Exercise description: Pick every line from the data that holds the word "Sharpie".

Exercise inputs:
_ _ _ _ _ _ _

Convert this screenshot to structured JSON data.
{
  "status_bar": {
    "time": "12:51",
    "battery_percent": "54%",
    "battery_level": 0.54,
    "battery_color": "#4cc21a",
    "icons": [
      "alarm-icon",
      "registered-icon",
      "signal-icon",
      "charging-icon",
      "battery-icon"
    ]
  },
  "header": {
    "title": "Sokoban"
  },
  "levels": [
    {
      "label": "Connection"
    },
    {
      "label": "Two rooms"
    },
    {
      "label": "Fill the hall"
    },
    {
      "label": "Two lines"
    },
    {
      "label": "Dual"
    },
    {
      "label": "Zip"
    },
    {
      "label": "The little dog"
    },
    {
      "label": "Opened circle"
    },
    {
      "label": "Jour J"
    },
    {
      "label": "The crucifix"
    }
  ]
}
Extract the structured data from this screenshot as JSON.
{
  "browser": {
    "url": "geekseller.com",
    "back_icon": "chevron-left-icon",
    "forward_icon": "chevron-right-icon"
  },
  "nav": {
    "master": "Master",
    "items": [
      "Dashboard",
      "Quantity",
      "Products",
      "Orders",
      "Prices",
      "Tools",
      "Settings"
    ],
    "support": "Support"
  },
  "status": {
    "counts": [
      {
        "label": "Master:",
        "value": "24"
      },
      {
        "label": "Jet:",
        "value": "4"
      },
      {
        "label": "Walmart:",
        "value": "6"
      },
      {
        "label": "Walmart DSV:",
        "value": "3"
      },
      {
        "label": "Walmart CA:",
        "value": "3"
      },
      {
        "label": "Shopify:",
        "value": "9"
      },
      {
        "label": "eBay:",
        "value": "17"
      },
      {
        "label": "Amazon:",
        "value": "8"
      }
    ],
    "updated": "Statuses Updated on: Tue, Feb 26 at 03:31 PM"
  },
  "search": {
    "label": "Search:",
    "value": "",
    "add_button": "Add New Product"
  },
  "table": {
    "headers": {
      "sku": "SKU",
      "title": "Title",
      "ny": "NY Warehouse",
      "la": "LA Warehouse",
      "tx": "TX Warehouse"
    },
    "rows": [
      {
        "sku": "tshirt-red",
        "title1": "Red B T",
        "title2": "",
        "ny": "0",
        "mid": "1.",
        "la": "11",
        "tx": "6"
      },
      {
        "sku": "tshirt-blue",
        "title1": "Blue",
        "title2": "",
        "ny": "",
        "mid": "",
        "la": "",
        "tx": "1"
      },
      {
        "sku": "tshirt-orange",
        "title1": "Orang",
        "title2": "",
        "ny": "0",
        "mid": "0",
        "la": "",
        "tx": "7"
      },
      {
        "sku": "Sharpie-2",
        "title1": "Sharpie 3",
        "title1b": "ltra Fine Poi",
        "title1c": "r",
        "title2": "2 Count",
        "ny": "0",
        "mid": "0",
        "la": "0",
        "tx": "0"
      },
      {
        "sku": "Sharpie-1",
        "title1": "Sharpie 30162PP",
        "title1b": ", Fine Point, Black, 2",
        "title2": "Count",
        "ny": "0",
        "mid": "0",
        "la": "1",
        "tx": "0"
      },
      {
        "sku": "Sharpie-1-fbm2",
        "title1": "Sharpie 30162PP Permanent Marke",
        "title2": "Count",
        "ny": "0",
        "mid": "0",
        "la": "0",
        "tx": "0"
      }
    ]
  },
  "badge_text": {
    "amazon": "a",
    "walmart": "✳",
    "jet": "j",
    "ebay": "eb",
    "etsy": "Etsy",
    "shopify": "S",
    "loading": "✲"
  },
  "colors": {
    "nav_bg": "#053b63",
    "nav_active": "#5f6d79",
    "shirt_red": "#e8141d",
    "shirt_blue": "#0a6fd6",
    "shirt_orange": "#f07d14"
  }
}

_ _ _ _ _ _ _

Exercise response:
        "sku": "Sharpie-2",
        "title1": "Sharpie 3",
        "sku": "Sharpie-1",
        "title1": "Sharpie 30162PP",
        "sku": "Sharpie-1-fbm2",
        "title1": "Sharpie 30162PP Permanent Marke",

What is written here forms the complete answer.